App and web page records
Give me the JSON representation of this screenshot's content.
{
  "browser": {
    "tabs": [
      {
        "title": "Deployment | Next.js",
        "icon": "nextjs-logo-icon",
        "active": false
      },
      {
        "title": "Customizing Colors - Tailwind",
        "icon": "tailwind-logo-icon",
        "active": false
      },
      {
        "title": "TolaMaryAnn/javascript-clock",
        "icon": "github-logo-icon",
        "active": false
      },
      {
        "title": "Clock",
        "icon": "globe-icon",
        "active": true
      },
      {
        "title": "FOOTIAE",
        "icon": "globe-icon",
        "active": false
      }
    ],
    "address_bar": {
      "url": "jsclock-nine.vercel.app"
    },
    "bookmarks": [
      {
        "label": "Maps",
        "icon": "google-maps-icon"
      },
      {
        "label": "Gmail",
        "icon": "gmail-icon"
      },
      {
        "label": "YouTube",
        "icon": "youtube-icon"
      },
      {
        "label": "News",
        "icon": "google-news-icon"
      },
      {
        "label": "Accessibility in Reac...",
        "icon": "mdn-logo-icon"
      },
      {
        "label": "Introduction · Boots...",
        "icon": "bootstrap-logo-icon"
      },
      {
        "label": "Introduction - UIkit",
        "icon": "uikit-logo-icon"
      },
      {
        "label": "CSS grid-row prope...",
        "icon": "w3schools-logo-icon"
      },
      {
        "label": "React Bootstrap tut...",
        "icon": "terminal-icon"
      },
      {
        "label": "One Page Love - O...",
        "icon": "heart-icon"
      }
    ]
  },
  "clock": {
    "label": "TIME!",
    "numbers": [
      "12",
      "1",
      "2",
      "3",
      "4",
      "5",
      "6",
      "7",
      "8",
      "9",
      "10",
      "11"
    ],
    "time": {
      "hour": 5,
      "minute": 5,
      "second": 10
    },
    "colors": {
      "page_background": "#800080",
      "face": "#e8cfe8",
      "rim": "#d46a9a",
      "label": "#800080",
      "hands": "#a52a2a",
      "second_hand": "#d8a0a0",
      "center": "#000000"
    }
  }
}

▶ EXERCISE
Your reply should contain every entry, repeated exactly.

▶ TASK ANSWER
Give me the JSON representation of this screenshot's content.
{
  "browser": {
    "tabs": [
      {
        "title": "Deployment | Next.js",
        "icon": "nextjs-logo-icon",
        "active": false
      },
      {
        "title": "Customizing Colors - Tailwind",
        "icon": "tailwind-logo-icon",
        "active": false
      },
      {
        "title": "TolaMaryAnn/javascript-clock",
        "icon": "github-logo-icon",
        "active": false
      },
      {
        "title": "Clock",
        "icon": "globe-icon",
        "active": true
      },
      {
        "title": "FOOTIAE",
        "icon": "globe-icon",
        "active": false
      }
    ],
    "address_bar": {
      "url": "jsclock-nine.vercel.app"
    },
    "bookmarks": [
      {
        "label": "Maps",
        "icon": "google-maps-icon"
      },
      {
        "label": "Gmail",
        "icon": "gmail-icon"
      },
      {
        "label": "YouTube",
        "icon": "youtube-icon"
      },
      {
        "label": "News",
        "icon": "google-news-icon"
      },
      {
        "label": "Accessibility in Reac...",
        "icon": "mdn-logo-icon"
      },
      {
        "label": "Introduction · Boots...",
        "icon": "bootstrap-logo-icon"
      },
      {
        "label": "Introduction - UIkit",
        "icon": "uikit-logo-icon"
      },
      {
        "label": "CSS grid-row prope...",
        "icon": "w3schools-logo-icon"
      },
      {
        "label": "React Bootstrap tut...",
        "icon": "terminal-icon"
      },
      {
        "label": "One Page Love - O...",
        "icon": "heart-icon"
      }
    ]
  },
  "clock": {
    "label": "TIME!",
    "numbers": [
      "12",
      "1",
      "2",
      "3",
      "4",
      "5",
      "6",
      "7",
      "8",
      "9",
      "10",
      "11"
    ],
    "time": {
      "hour": 5,
      "minute": 5,
      "second": 10
    },
    "colors": {
      "page_background": "#800080",
      "face": "#e8cfe8",
      "rim": "#d46a9a",
      "label": "#800080",
      "hands": "#a52a2a",
      "second_hand": "#d8a0a0",
      "center": "#000000"
    }
  }
}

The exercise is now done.